- Bower** – Easily include 3rd party assets into your project without having to manage them in your repository. (Thanks you Jacob Arriola)
- BrowserSync** – Better than LiveReload, BrowserSync will inject new styles, php, and scripts into multiple browsers or multiple devices on save. (Integrate using a task manager like Gulp or Grunt.)
- Harvest* – Track your time and invoice clients. (Sends automated follow up emails for late payments.)
- BidSketch* – Create and electronically sign estimates, proposals, and contracts. Allows you to create segments of text you can reuse in other documents, and save starting templates.
Shortcuts and hacks are all around. Any time you are at a meetup, or coworking, or collaborating, when you see someone else do something awesome, stop them and ask them how so you can be awesome too. And always be sure to pass it on.
Follow up (9:25 27 September 2015):
I have received many great suggestions since the presentation so I will share some here. The following are all things I’m currently trying and excited to incorporate info my daily workflow.
- 17hats* – As the name cleverly implies, this service tries to bring all the administrative tasks for the freelancer/entrepreneur into location, including project management, time tracking, invoicing, accounting, and more. If this works as well as I hope, it will cut out four subscription services I current use. Very excited about the potential cost and time savings. (Thank you Diana Hobstetter) **Further Follow Up 11:17 28 September 2015** 17hats is great if you are a solo entrepreneur, but does not yet allow for teams.
- Witch, by Many Tricks* – (Apple specific) Better than command-tab to cycle through applications, Witch also allows the user to not only to cycle through applications, but also cycle through documents/tabs/etc. within applications. (With keyboard commands!) (Thank you Alicia St. Rose)
- Spectacle – Move and resize windows with keyboard commands. And this is also an open source project, so the price point is my favorite. (That said, if you do find this useful, consider donating to the development team to keep this project going forward.) (Thank you Justing Tucker)

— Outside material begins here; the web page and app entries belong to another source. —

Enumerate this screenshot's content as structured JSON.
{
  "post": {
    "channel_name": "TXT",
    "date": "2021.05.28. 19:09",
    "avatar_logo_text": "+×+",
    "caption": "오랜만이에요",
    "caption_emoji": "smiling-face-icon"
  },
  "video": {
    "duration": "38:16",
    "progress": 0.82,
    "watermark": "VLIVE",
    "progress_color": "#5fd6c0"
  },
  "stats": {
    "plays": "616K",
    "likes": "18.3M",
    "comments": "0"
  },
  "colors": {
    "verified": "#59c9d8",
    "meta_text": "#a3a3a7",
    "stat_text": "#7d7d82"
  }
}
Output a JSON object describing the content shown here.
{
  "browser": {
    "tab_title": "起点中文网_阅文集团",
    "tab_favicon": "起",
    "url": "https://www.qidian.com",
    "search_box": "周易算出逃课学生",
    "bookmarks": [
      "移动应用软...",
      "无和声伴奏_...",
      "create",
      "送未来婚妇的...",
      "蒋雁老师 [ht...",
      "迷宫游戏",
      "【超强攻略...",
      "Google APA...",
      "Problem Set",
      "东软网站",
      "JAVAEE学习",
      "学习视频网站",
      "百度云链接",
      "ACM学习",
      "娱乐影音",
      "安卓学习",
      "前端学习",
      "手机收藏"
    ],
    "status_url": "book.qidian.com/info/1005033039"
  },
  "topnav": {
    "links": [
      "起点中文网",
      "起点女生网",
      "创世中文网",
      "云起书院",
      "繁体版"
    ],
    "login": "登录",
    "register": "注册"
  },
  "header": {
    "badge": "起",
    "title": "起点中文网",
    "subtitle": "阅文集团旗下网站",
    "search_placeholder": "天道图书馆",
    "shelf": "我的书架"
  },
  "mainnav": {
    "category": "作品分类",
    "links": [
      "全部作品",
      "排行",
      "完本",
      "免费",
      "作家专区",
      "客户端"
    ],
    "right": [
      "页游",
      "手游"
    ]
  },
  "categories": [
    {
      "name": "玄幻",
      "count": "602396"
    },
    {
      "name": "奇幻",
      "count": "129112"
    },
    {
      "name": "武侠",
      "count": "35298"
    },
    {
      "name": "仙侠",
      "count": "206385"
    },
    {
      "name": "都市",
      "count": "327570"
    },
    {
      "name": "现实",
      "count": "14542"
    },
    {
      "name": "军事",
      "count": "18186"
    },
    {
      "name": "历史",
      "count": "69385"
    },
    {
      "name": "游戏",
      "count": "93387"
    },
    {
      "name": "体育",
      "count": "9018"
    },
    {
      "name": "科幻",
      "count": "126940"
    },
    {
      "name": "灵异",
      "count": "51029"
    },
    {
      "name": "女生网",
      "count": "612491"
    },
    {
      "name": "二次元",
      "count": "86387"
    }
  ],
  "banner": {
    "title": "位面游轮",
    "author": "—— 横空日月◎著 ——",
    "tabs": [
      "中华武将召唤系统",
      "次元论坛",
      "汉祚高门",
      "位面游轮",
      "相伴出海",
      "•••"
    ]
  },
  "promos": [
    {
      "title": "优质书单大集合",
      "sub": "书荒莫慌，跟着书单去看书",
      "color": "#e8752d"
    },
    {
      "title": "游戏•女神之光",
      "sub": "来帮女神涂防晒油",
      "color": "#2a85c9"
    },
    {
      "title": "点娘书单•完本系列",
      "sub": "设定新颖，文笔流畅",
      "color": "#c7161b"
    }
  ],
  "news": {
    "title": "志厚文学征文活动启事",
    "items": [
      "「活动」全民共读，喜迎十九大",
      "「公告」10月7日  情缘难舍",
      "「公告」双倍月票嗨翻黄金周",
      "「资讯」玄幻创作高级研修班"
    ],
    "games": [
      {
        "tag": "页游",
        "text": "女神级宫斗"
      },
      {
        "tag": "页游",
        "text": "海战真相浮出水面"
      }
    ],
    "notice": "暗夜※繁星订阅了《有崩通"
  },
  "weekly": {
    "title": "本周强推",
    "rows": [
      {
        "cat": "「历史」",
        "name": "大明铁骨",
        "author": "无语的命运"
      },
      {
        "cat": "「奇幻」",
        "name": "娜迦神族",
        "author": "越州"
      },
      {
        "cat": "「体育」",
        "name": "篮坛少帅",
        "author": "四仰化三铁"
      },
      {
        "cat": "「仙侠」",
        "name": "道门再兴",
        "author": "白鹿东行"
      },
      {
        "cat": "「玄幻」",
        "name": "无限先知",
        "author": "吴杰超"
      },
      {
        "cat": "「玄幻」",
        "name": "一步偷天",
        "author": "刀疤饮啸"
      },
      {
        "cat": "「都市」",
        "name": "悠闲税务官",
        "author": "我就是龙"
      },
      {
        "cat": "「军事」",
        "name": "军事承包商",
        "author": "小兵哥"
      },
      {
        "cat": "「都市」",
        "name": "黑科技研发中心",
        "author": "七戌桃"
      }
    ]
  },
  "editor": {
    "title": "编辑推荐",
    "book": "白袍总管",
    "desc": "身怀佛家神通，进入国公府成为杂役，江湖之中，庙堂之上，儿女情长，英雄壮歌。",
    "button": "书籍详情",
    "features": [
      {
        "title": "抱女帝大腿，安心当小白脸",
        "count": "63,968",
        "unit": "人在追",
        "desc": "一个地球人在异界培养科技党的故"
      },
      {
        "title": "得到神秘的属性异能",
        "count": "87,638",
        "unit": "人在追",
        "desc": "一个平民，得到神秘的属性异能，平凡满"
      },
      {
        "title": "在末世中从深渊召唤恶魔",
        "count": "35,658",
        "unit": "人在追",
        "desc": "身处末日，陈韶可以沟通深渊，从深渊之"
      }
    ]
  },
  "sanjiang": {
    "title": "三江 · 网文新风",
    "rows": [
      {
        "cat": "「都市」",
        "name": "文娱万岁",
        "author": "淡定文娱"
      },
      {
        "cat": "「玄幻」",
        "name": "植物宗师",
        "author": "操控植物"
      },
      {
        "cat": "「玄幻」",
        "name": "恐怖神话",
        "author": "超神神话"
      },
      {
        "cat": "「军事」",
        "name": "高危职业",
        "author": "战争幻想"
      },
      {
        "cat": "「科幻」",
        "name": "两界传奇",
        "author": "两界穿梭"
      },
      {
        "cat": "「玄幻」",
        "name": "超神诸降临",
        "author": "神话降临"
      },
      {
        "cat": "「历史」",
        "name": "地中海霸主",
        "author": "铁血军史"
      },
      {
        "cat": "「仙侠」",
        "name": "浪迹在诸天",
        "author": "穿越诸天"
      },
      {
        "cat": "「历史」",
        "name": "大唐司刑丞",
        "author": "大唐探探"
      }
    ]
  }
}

- WP-CLI** – The WordPress Command Line Interface is something I have been aware of for sometime, but never taken the time to learn and incorporate into my toolbox. (But now it may be time.) Through the command line, you can have WordPress do nearly anything you would have it do through the Admin GUI, and quite a bit more. But since it does done through the command line, you are not waiting for page load time or using the mouse clicking around the admin. (Thank you for the reminder Gary Stetler)
I remember when Konstantin first starting talking about putting on a WordCamp Ventura County he mentioned that his vision was for a more intimate, more developer-centric camp. He and the organization team delivered, big time.
The venue at Green Art People set the tone for the whole event. Right away, it was clear that this camp was going to be an exchange of ideas amongst friends and not a formal classroom which put the whole event at ease. Imagine participating in a groovy think-tank. (I’m not implying the classroom setting is bad or wrong. Each camp style has a time and place. And WCVC did a superb job of establishing the vibe they set out to achieve.)
All the presenters did a fantastic job. I was able take away skills and inspiration from each and every one. Here are some highlights for me.
- Try using BrowserSync instead of LiveReload when developing front end elements. It has the live reload, but so much more. (Thanks, Alex!)
- Avoid common mistakes when submitting a plugin to the WordPress.org Repo. (Thanks, Mika!)
- It is time to start focussing on general WordPress performance, both in core and for themes/plugins. For most benchmark stats WordPress sites are about 20% slower than than the average website. (Thanks, Zack!)
- Get WordPress communicating with anything using the REST API. (Thanks, Rachel!) (Rachel’s slides)
- Better coding means coding better. (Thanks, Mike!)
If you were not able to attend or what the live stream, do keep an eye on WordPress.tv for the videos. All are worth a watch. Wes Chychel also wrote up a great review of the event if you want to read more.